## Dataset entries

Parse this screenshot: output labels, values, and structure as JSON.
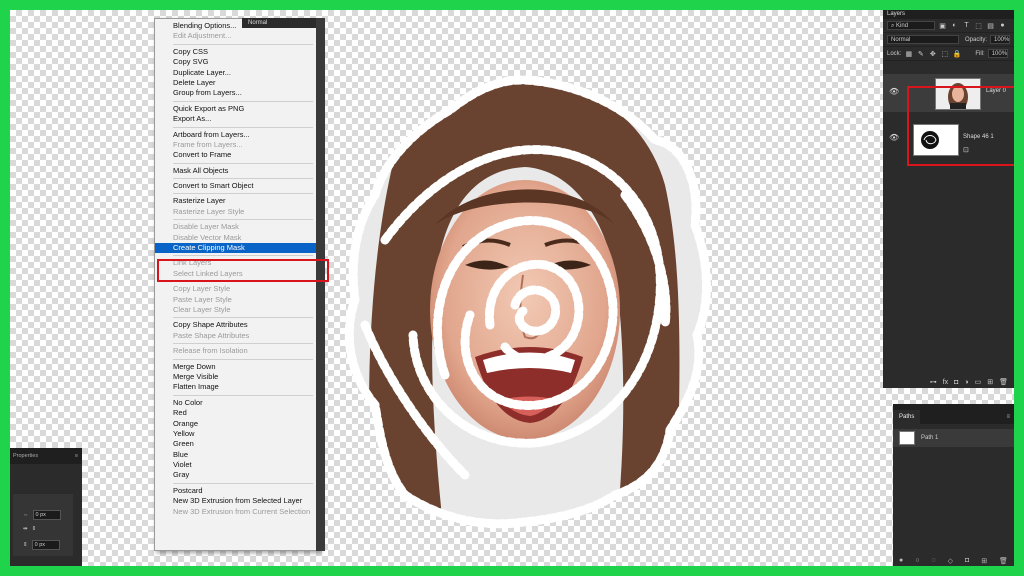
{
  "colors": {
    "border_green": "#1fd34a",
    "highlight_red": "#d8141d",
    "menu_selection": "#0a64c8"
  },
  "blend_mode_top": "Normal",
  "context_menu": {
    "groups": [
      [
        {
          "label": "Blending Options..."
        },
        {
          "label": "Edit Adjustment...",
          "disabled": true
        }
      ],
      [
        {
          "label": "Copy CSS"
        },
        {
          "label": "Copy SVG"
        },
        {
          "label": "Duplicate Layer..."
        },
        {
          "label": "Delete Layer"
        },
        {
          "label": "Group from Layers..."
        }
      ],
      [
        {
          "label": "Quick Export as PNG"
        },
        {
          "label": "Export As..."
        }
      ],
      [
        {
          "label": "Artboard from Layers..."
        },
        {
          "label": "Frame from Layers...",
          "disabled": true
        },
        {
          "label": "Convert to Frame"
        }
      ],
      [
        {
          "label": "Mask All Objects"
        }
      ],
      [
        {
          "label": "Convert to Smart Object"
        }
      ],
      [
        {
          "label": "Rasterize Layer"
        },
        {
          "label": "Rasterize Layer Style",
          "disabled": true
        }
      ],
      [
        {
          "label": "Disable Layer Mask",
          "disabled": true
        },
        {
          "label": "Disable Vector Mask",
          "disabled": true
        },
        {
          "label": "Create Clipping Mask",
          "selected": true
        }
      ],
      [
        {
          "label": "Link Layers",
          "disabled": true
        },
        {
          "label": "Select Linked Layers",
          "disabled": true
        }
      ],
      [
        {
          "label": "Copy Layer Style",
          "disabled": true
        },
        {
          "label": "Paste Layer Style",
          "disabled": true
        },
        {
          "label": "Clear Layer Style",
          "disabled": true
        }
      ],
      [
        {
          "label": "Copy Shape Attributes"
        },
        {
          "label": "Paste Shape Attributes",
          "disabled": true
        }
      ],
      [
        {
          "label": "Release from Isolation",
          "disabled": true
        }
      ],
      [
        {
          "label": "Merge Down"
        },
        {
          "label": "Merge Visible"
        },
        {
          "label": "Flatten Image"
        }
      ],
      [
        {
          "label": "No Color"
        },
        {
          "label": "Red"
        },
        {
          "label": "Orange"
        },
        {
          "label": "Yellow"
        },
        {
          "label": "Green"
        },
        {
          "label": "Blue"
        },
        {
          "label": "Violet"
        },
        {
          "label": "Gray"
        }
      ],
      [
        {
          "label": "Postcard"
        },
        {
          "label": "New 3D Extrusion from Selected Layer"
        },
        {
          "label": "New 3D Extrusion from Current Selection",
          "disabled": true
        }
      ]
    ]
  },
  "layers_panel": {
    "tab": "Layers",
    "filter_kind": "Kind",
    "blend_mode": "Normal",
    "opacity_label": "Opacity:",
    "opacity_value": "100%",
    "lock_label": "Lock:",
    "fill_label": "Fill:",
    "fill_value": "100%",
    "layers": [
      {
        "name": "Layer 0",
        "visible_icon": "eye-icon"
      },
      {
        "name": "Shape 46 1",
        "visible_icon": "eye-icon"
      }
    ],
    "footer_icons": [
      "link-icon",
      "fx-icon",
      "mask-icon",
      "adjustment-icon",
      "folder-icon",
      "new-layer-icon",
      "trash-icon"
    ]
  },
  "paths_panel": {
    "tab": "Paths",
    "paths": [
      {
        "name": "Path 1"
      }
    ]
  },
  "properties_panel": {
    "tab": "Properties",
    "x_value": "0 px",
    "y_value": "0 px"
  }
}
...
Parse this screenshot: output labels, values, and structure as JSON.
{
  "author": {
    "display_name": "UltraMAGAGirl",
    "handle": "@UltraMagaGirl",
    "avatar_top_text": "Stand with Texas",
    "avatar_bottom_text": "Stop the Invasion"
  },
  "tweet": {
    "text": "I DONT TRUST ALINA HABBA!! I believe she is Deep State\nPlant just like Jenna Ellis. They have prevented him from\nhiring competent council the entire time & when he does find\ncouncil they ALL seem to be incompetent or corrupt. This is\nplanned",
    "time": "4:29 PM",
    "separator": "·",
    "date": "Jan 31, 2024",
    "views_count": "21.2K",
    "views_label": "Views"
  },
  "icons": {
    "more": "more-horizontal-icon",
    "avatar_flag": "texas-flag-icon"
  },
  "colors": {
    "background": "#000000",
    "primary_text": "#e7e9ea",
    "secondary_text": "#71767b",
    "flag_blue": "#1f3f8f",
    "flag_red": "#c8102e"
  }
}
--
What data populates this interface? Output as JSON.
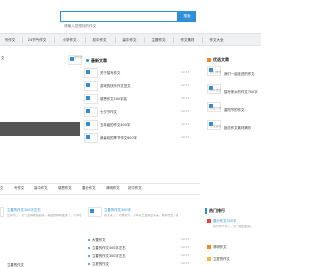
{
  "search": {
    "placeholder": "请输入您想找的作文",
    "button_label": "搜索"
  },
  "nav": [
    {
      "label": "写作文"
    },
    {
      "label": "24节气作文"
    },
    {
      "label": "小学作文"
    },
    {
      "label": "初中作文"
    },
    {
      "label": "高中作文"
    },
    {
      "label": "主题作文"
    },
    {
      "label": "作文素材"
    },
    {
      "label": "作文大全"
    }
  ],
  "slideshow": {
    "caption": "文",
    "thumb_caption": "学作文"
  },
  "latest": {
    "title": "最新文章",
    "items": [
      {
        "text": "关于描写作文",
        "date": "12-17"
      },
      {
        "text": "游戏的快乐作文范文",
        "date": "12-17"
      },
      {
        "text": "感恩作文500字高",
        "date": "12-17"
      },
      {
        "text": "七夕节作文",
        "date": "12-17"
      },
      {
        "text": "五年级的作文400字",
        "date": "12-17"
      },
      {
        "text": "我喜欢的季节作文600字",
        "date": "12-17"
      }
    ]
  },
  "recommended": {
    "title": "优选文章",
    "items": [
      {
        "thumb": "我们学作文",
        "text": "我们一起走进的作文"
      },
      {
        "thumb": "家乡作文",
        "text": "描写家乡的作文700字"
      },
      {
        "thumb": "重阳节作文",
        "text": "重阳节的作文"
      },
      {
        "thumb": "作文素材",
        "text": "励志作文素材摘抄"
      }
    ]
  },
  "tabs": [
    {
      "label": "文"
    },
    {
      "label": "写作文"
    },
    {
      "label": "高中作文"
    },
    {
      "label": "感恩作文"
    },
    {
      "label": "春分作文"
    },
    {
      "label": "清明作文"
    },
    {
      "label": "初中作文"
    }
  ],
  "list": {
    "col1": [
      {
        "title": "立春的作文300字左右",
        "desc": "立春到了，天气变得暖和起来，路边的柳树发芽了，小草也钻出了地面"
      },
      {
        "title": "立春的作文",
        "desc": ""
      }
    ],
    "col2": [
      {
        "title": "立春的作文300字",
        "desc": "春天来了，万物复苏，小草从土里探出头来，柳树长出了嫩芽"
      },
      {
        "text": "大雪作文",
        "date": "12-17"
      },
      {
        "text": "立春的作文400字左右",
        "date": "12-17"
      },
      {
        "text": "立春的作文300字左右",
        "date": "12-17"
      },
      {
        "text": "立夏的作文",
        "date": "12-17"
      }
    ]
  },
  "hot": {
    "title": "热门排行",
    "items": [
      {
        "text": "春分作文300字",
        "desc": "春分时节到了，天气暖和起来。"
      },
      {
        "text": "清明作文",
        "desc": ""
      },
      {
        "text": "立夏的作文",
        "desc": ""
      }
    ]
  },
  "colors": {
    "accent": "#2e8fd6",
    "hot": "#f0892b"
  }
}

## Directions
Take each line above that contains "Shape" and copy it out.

## Solution
          "label": "Copy Shape Attributes"
          "label": "Paste Shape Attributes",
        "name": "Shape 46 1",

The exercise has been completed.